**WHAT THE EXERCISE ASKS:** Every record below, from the first line to the last, is to be set down again exactly.

^^^^^^^^

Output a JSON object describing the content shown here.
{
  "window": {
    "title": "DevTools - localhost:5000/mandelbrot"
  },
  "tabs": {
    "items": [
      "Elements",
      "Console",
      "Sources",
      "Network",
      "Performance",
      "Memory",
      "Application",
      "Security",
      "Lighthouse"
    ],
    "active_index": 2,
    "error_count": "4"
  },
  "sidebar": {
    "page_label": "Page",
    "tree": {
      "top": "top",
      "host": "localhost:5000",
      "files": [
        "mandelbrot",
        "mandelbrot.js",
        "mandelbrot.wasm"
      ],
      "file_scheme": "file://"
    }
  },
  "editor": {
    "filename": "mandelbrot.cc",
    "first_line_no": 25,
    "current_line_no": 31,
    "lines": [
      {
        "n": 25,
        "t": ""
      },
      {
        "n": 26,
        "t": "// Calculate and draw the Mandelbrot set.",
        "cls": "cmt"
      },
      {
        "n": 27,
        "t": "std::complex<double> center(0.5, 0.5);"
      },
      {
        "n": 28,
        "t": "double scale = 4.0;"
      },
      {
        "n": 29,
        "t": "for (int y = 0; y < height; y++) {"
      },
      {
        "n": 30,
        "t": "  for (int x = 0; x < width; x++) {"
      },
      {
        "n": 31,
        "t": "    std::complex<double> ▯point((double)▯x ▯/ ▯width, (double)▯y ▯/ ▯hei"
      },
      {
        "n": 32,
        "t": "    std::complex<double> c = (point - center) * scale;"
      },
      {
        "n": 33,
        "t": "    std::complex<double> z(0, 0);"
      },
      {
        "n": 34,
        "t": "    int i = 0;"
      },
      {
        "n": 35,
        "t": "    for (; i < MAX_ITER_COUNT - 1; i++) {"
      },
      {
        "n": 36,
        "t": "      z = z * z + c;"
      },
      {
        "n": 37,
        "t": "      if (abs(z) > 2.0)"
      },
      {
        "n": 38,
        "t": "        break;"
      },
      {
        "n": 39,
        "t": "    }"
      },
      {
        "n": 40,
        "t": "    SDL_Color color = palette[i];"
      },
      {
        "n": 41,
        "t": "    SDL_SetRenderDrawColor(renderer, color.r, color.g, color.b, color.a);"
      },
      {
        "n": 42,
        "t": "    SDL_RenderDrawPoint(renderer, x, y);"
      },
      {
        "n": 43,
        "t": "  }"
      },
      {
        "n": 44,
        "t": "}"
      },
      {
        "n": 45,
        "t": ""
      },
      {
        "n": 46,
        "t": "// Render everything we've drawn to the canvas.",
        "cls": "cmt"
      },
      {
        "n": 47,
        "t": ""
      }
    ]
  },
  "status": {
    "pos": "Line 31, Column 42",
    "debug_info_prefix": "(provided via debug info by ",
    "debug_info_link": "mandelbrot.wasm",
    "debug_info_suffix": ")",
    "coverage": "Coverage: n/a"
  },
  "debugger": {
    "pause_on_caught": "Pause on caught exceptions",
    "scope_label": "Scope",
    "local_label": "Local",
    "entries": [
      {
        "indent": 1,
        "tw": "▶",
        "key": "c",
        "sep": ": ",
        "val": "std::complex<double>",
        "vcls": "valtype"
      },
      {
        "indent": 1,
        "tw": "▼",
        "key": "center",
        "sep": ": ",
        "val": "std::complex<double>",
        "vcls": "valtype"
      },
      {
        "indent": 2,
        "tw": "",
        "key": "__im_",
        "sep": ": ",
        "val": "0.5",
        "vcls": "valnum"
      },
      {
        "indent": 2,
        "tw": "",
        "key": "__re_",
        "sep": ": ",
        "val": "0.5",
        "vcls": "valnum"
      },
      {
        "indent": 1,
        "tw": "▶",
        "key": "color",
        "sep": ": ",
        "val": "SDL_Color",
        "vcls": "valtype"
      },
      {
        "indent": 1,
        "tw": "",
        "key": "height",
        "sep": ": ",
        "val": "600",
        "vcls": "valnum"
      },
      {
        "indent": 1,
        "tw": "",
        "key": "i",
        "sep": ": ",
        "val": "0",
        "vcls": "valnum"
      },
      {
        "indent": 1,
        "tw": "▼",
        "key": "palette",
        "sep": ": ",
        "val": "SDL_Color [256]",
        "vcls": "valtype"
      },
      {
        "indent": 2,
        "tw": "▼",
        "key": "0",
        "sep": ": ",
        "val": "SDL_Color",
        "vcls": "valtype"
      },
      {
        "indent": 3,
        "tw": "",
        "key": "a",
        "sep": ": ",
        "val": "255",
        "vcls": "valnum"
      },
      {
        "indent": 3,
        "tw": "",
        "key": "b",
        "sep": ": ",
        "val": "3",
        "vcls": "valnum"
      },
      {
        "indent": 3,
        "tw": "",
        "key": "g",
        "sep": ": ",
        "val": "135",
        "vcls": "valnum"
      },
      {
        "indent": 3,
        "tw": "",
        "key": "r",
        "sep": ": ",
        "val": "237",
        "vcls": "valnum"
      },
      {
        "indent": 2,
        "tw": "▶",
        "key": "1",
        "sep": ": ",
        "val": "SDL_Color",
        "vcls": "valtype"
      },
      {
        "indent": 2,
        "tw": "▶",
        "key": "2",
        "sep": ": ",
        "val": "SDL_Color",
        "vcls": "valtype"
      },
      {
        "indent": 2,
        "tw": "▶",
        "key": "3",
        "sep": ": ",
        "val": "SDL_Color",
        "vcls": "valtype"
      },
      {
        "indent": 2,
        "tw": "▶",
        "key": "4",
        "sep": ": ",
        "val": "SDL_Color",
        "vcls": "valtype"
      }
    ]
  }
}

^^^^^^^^

**SOLUTION FOR THIS EXERCISE:**
Output a JSON object describing the content shown here.
{
  "window": {
    "title": "DevTools - localhost:5000/mandelbrot"
  },
  "tabs": {
    "items": [
      "Elements",
      "Console",
      "Sources",
      "Network",
      "Performance",
      "Memory",
      "Application",
      "Security",
      "Lighthouse"
    ],
    "active_index": 2,
    "error_count": "4"
  },
  "sidebar": {
    "page_label": "Page",
    "tree": {
      "top": "top",
      "host": "localhost:5000",
      "files": [
        "mandelbrot",
        "mandelbrot.js",
        "mandelbrot.wasm"
      ],
      "file_scheme": "file://"
    }
  },
  "editor": {
    "filename": "mandelbrot.cc",
    "first_line_no": 25,
    "current_line_no": 31,
    "lines": [
      {
        "n": 25,
        "t": ""
      },
      {
        "n": 26,
        "t": "// Calculate and draw the Mandelbrot set.",
        "cls": "cmt"
      },
      {
        "n": 27,
        "t": "std::complex<double> center(0.5, 0.5);"
      },
      {
        "n": 28,
        "t": "double scale = 4.0;"
      },
      {
        "n": 29,
        "t": "for (int y = 0; y < height; y++) {"
      },
      {
        "n": 30,
        "t": "  for (int x = 0; x < width; x++) {"
      },
      {
        "n": 31,
        "t": "    std::complex<double> ▯point((double)▯x ▯/ ▯width, (double)▯y ▯/ ▯hei"
      },
      {
        "n": 32,
        "t": "    std::complex<double> c = (point - center) * scale;"
      },
      {
        "n": 33,
        "t": "    std::complex<double> z(0, 0);"
      },
      {
        "n": 34,
        "t": "    int i = 0;"
      },
      {
        "n": 35,
        "t": "    for (; i < MAX_ITER_COUNT - 1; i++) {"
      },
      {
        "n": 36,
        "t": "      z = z * z + c;"
      },
      {
        "n": 37,
        "t": "      if (abs(z) > 2.0)"
      },
      {
        "n": 38,
        "t": "        break;"
      },
      {
        "n": 39,
        "t": "    }"
      },
      {
        "n": 40,
        "t": "    SDL_Color color = palette[i];"
      },
      {
        "n": 41,
        "t": "    SDL_SetRenderDrawColor(renderer, color.r, color.g, color.b, color.a);"
      },
      {
        "n": 42,
        "t": "    SDL_RenderDrawPoint(renderer, x, y);"
      },
      {
        "n": 43,
        "t": "  }"
      },
      {
        "n": 44,
        "t": "}"
      },
      {
        "n": 45,
        "t": ""
      },
      {
        "n": 46,
        "t": "// Render everything we've drawn to the canvas.",
        "cls": "cmt"
      },
      {
        "n": 47,
        "t": ""
      }
    ]
  },
  "status": {
    "pos": "Line 31, Column 42",
    "debug_info_prefix": "(provided via debug info by ",
    "debug_info_link": "mandelbrot.wasm",
    "debug_info_suffix": ")",
    "coverage": "Coverage: n/a"
  },
  "debugger": {
    "pause_on_caught": "Pause on caught exceptions",
    "scope_label": "Scope",
    "local_label": "Local",
    "entries": [
      {
        "indent": 1,
        "tw": "▶",
        "key": "c",
        "sep": ": ",
        "val": "std::complex<double>",
        "vcls": "valtype"
      },
      {
        "indent": 1,
        "tw": "▼",
        "key": "center",
        "sep": ": ",
        "val": "std::complex<double>",
        "vcls": "valtype"
      },
      {
        "indent": 2,
        "tw": "",
        "key": "__im_",
        "sep": ": ",
        "val": "0.5",
        "vcls": "valnum"
      },
      {
        "indent": 2,
        "tw": "",
        "key": "__re_",
        "sep": ": ",
        "val": "0.5",
        "vcls": "valnum"
      },
      {
        "indent": 1,
        "tw": "▶",
        "key": "color",
        "sep": ": ",
        "val": "SDL_Color",
        "vcls": "valtype"
      },
      {
        "indent": 1,
        "tw": "",
        "key": "height",
        "sep": ": ",
        "val": "600",
        "vcls": "valnum"
      },
      {
        "indent": 1,
        "tw": "",
        "key": "i",
        "sep": ": ",
        "val": "0",
        "vcls": "valnum"
      },
      {
        "indent": 1,
        "tw": "▼",
        "key": "palette",
        "sep": ": ",
        "val": "SDL_Color [256]",
        "vcls": "valtype"
      },
      {
        "indent": 2,
        "tw": "▼",
        "key": "0",
        "sep": ": ",
        "val": "SDL_Color",
        "vcls": "valtype"
      },
      {
        "indent": 3,
        "tw": "",
        "key": "a",
        "sep": ": ",
        "val": "255",
        "vcls": "valnum"
      },
      {
        "indent": 3,
        "tw": "",
        "key": "b",
        "sep": ": ",
        "val": "3",
        "vcls": "valnum"
      },
      {
        "indent": 3,
        "tw": "",
        "key": "g",
        "sep": ": ",
        "val": "135",
        "vcls": "valnum"
      },
      {
        "indent": 3,
        "tw": "",
        "key": "r",
        "sep": ": ",
        "val": "237",
        "vcls": "valnum"
      },
      {
        "indent": 2,
        "tw": "▶",
        "key": "1",
        "sep": ": ",
        "val": "SDL_Color",
        "vcls": "valtype"
      },
      {
        "indent": 2,
        "tw": "▶",
        "key": "2",
        "sep": ": ",
        "val": "SDL_Color",
        "vcls": "valtype"
      },
      {
        "indent": 2,
        "tw": "▶",
        "key": "3",
        "sep": ": ",
        "val": "SDL_Color",
        "vcls": "valtype"
      },
      {
        "indent": 2,
        "tw": "▶",
        "key": "4",
        "sep": ": ",
        "val": "SDL_Color",
        "vcls": "valtype"
      }
    ]
  }
}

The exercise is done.